Council comments on two failed charter amendments


By Derrick C. Parker



PORTSMOUTH – There were two proposed Charter amendments on the ballot last Tuesday in Portsmouth. Both were struck down by voters.

The first amendment would have changed gendered language in the City Charter so that mentions of officials currently listed as ‘he’ or ‘him’ would be changed to the neutral pronoun of ‘they’ and ‘them’. While ballot language could have been interrupted as a controversial subject centered around gender identity, in reality, the charter amendment was simply supposed to clean up language written into the charter over 60 years ago.

“(This) addresses the language in the charter to change the older ordinances referring to the City Manager and Mayor as ‘he’,” said 2nd Ward Councilwoman Charlotte Gordon. “I feel we should encourage the other half of the population to these positions as well.”

The second amendment would have reformed primary election regulations in the charter and brought it more in line with the Ohio Revised Code. It would have required candidates to collect 50 qualified elector signature prior to the election – no longer requiring those signatures to be collected within 105 days of the primary election.

“This amendment aligns our charter with state language as to the timing a candidate can go out and collect signatures to run for office,” explained Gordon. “It doesn’t favor any one person or party, but it allows for a longer time to collect signatures.”

Gordon, along with Mayor and 1st Ward Councilman Sean Dunne, expressed their disappointment with the charter amendments failing, saying it was due in part to confusing language.

“I received quite a lot of calls with questions about these amendments,” said Dunne. “I don’t think there was anything substantial with those changes – so I think it had to do with clarity.”

“I was disappointing they did not pass,” remarked Gordon. “But I was not surprised. We didn’t do a good job explaining them publicly. When people called me to ask about them, they were for them. But the ballot language was confusing.”

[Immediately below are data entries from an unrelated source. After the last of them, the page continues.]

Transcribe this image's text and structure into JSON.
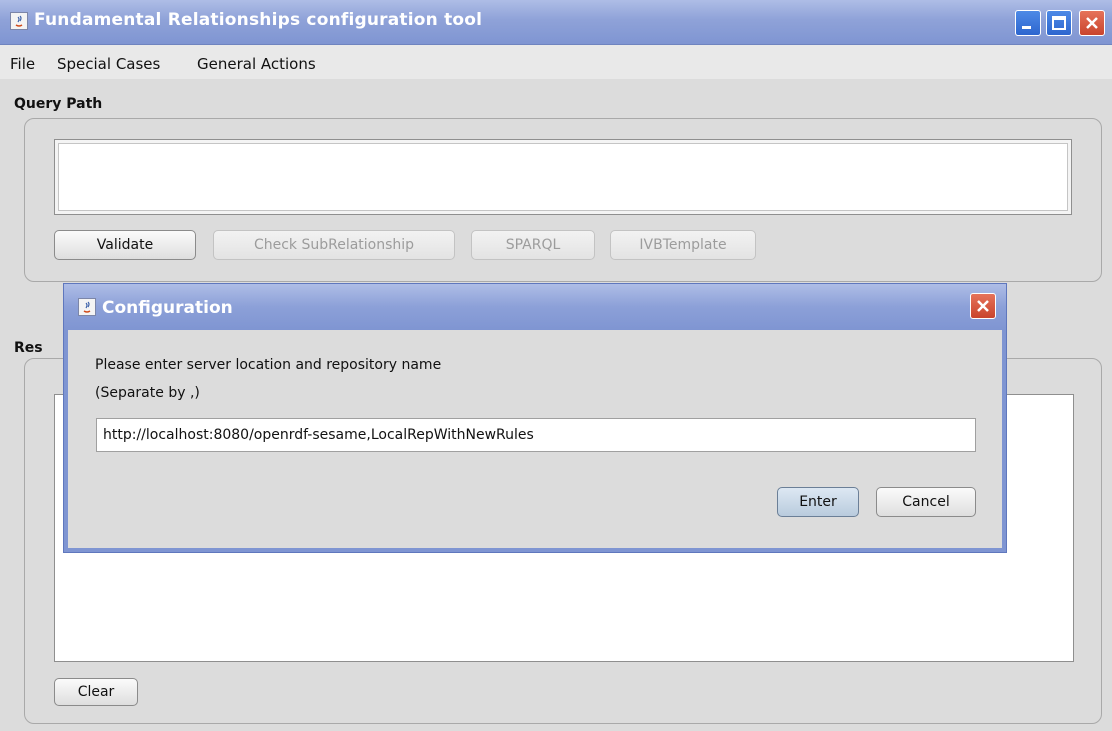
{
  "window": {
    "title": "Fundamental Relationships configuration tool",
    "titlebar_color": "#8fa2d8",
    "controls": [
      "minimize-icon",
      "maximize-icon",
      "close-icon"
    ]
  },
  "menu": {
    "items": [
      {
        "label": "File"
      },
      {
        "label": "Special Cases"
      },
      {
        "label": "General Actions"
      }
    ]
  },
  "query_section": {
    "label": "Query Path",
    "value": "",
    "buttons": [
      {
        "label": "Validate",
        "enabled": true
      },
      {
        "label": "Check SubRelationship",
        "enabled": false
      },
      {
        "label": "SPARQL",
        "enabled": false
      },
      {
        "label": "IVBTemplate",
        "enabled": false
      }
    ]
  },
  "results_section": {
    "label": "Res",
    "value": "",
    "clear_label": "Clear"
  },
  "dialog": {
    "title": "Configuration",
    "message_line1": "Please enter server location and repository name",
    "message_line2": "(Separate by ,)",
    "input_value": "http://localhost:8080/openrdf-sesame,LocalRepWithNewRules",
    "enter_label": "Enter",
    "cancel_label": "Cancel"
  }
}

It remains to be seen if council will once again bring these amendments to voters in the future

By Derrick C. Parker